• _YOUR TASK_
Among the lines below, count those containing the word "icon". Give the number only.

+===+

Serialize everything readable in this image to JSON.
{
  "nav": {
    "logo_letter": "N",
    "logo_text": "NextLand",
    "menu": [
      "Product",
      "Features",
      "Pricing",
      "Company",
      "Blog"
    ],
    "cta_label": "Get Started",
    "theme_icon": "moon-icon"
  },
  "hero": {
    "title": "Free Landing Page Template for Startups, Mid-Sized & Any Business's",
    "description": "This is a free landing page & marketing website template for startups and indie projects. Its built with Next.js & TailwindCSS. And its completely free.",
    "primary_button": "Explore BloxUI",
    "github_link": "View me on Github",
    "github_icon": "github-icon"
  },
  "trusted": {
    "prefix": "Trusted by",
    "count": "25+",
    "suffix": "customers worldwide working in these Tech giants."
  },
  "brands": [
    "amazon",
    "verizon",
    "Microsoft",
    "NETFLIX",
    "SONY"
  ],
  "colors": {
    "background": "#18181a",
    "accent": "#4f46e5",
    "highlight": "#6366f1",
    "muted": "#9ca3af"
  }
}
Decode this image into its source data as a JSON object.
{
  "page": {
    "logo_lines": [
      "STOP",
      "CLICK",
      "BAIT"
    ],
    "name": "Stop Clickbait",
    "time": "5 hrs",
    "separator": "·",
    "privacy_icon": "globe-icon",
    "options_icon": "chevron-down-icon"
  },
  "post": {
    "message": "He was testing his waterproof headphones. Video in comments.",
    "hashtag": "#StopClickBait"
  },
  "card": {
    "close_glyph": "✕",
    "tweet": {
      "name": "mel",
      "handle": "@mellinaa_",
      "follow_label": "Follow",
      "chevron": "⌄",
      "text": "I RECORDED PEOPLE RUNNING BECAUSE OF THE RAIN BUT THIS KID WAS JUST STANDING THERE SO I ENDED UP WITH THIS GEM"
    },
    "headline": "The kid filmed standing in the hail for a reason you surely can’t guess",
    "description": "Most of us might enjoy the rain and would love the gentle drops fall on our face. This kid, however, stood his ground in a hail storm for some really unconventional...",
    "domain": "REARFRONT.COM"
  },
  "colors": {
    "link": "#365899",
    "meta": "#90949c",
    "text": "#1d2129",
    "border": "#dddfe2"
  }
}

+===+

• _SOLUTION TO THE EXERCISE_
4